Every Friday I answer a reader’s question. If you have a question, you can contact me.
First, I’ll take a moment to brag.
My parents love me more than my two brothers! They recently revealed that I will be receiving a larger portion of the family inheritance than either of my brothers. Here is the split: Biggest Brother 33%. Bigger Brother 33%. Me- Little Brother 34%. Ahh. Joseph, now I know how good it felt to be the favorite. Some in my family, including my parents, have insinuated that I am receiving 34% simply because the lawyer put our names alphabetically.
Ok, now to the question. A reader writes:
“I used to think I would leave more money to a child who was disabled, or perhaps a missionary, or in some kind of lower budget situation, maybe widowed with kids, whatever. Since I have children, I am afraid I’d have to leave money equally to my kids regardless of their situations.
Should You Leave Money in Your Will for Your Children?
A good man leaves an inheritance for his children’s children, but a sinner’s wealth is stored up for the righteous. (Proverbs 13:22 NIV)
The Bible does support the idea that it is honorable to leave an inheritance for your children. Still, the question remains, what if your children are financially independent? Should they still get money from your will? Here are two common responses:
Leave the kids the money – Because your kids are faithful with money, they should get the money, and they should be entrusted to use it responsibly. Since they are good stewards, they can give the money away if they wish.
Leave the money to a church, missions, or a charity – Because your kids are faithful with money, they have no need for the money, so it should be given to charity.
Kids and Wills: A Guide For Distributing Your Wealth
Have Open Dialogue
When talking wills and inheritance, open communication is essential. If you prefer to end up with a dysfunctional family as described in the Grisham book, The Testament, then you should mislead your kids and give them the impression they will actually be getting an inheritance. If, however, you love your kids, talk to them. This is especially true if they are good money managers. Ask them for their thoughts and input. You don’t want your kids to think they are being punished for handling their money well.
Not An “Either”, “Or” Discussion
The choice does not need to be all family or all charity. You could divide your inheritance between charity and family. Perhaps 1/2 goes to the kids and 1/2 goes to a charity. Again, this will be important to discuss with your kids. You do not necessarily need input, but share why these charities are important so that when the will is read, your kids can feel proud about your decisions, not envious about receiving a limited share. As your kids become more financially secure, you could revisit the discussion and adjust the allocations to family and charity.

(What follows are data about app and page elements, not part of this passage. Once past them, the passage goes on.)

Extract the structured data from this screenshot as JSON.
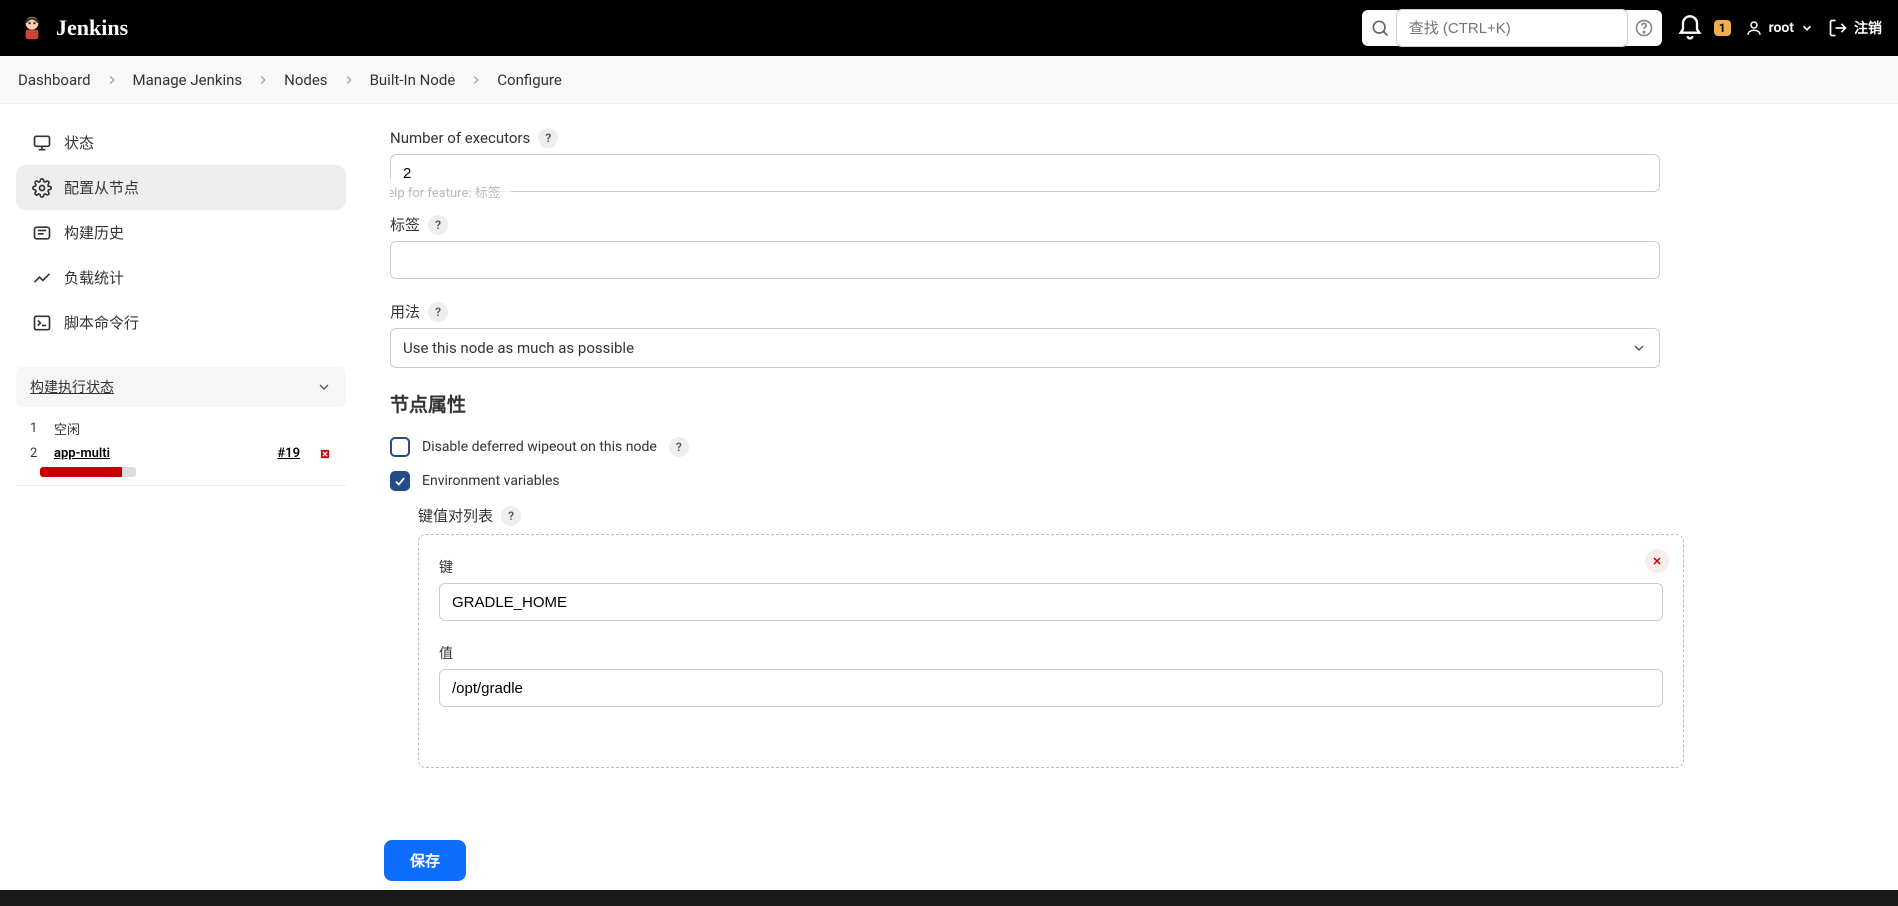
{
  "header": {
    "logo_text": "Jenkins",
    "search_placeholder": "查找 (CTRL+K)",
    "notif_count": "1",
    "user_name": "root",
    "logout_text": "注销"
  },
  "breadcrumbs": [
    "Dashboard",
    "Manage Jenkins",
    "Nodes",
    "Built-In Node",
    "Configure"
  ],
  "sidebar": {
    "items": [
      {
        "label": "状态"
      },
      {
        "label": "配置从节点"
      },
      {
        "label": "构建历史"
      },
      {
        "label": "负载统计"
      },
      {
        "label": "脚本命令行"
      }
    ],
    "executors_title": "构建执行状态",
    "executors": [
      {
        "index": "1",
        "label": "空闲"
      },
      {
        "index": "2",
        "label": "app-multi",
        "build": "#19"
      }
    ]
  },
  "form": {
    "num_executors_label": "Number of executors",
    "num_executors_value": "2",
    "labels_label": "标签",
    "labels_value": "",
    "tooltip_text": "Help for feature: 标签",
    "usage_label": "用法",
    "usage_value": "Use this node as much as possible",
    "section_title": "节点属性",
    "chk_deferred": "Disable deferred wipeout on this node",
    "chk_env": "Environment variables",
    "kv_list_label": "键值对列表",
    "kv_key_label": "键",
    "kv_key_value": "GRADLE_HOME",
    "kv_val_label": "值",
    "kv_val_value": "/opt/gradle",
    "save_label": "保存"
  }
}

Divide the Estate Equally Among Siblings
An inheritance is a loving gesture. If one sibling receives a lager share of the inheritance, what you are communicating (intentionally or not) is a preference. Leave your kids a legacy of love, not a reason for jealousy and arguing. Regardless of how well your kids handle money, I think money given to children should be split equally, unless there has been a prior discussion where one sibling would prefer for the others to receive their share.
I’m interested in your thoughts …
What if junior is a bad money manager? Should you consider cutting him or her out of the will? Should the estate be divided equally among siblings?
Do you really think that the only reason I am getting a larger inheritance is alphabetical?